This weird-looking Medicaid expansion map would sadden Dr. King on his holiday

(This column is cross-posted at the Huffington Post.)

I wonder what Dr. King would think about the current health reform debate. OK I don’t really wonder. Here, for example, are his comments, apparently made here in Chicago:

Of all the forms of inequality, injustice in health care is the most shocking and inhumane.

Martin Luther King supported health care as a human right. He also knew how far we had to go as a nation in making that right a reality.

King was the energizing force behind the Southern Christian Leadership Conference (SCLC). I suspect he would be ashamed but unsurprised to see his home region so resistant to the basic expansion of health insurance coverage to Americans with incomes below the poverty line. To some extent, the extent of southern resistance is obscured by maps such as the one below, that display which states have rejected the Medicaid expansio­­­n around the country:

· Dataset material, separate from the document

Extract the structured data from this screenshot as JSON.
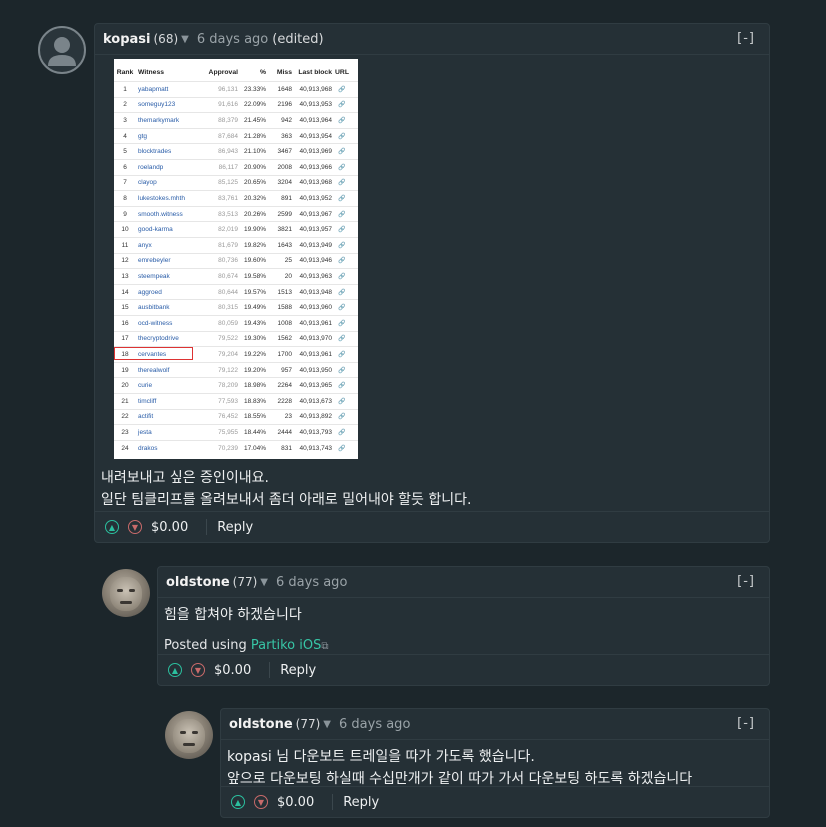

Screen Shot 2015-01-19 at 3.13.50 PMMany of the shaded states such as Wyoming and Montana are huge but sparsely populated. Others such as Wisconsin have small populations left uncovered for other reasons.

Harvard post-doctoral researcher Laura Yasaitis is an expert at drawing different kinds of maps. At my request, she made me a map in which the size of every state was proportional to the number of people who landed in the “Medicaid gap.” (She couldn’t quite do that, since states such as California and New York would simply vanish. We drew each of these states as if they had shut out 2,000 state residents instead of zero. She also taught me how to make Cartograms. SO you may see more such items in this space.)

When we did all that, here’s what the US map would like if it were scaled by the number of affected people in each state (see below): Continue reading “This weird-looking Medicaid expansion map would sadden Dr. King on his holiday”

ACA redistribution via Medicaid: what it means for future reform

The self imposed redistribution from mostly poor (mostly red) states, to mostly rich (mostly blue) states via the ACA Medicaid expansion is a direct result of the June 2012 Supreme Court ruling that made it voluntary.

That 7-2 court decision, and the subsequent state decisions, mean that the primary liberal/progressive health reform goal of expanding insurance coverage is being thwarted in some of the most needy states. Liberals/progressives have two choices: fight out the state-by-state Medicaid expansion decisions, or seek a health reform deal with conservatives that would be more likely to expand coverage in the non-expanding, poorest states, sooner. The first is not a pleasing outcome, and the second seems like a political impossibility. Continue reading “ACA redistribution via Medicaid: what it means for future reform”

ACA: self imposed redistribution from poor to rich states

At present, 24 States (and DC) have decided to move ahead with the Medicaid expansion provided for in Obamacare, and 21 have rejected expansion, while 6 are still considering their options. If the current decisions hold, it will result in a self-imposed redistribution of money from poorer (and typically Red states), to richer (and typically Blue ones).

According to an analysis I have done using Kaiser Family Foundation data–in 2016 alone–the 24 expanding states will receive $30.3 Billion additional federal dollars, while those not expanding will forego an additional $35.0 Billion they could have had (the fence sitters have an aggregate $15.2 Billion at stake in 2016). This represents a huge redistribution of federal money from non-expanding to expanding states. The table below highlights the biggest self imposed losers, and winners, again for 2016 alone (there are predictable impacts on state uninsured rates).

ScreenHunter_04 Oct. 25 14.45

Note: total is for all states in foregoing & gaining group.

Continue reading “ACA: self imposed redistribution from poor to rich states”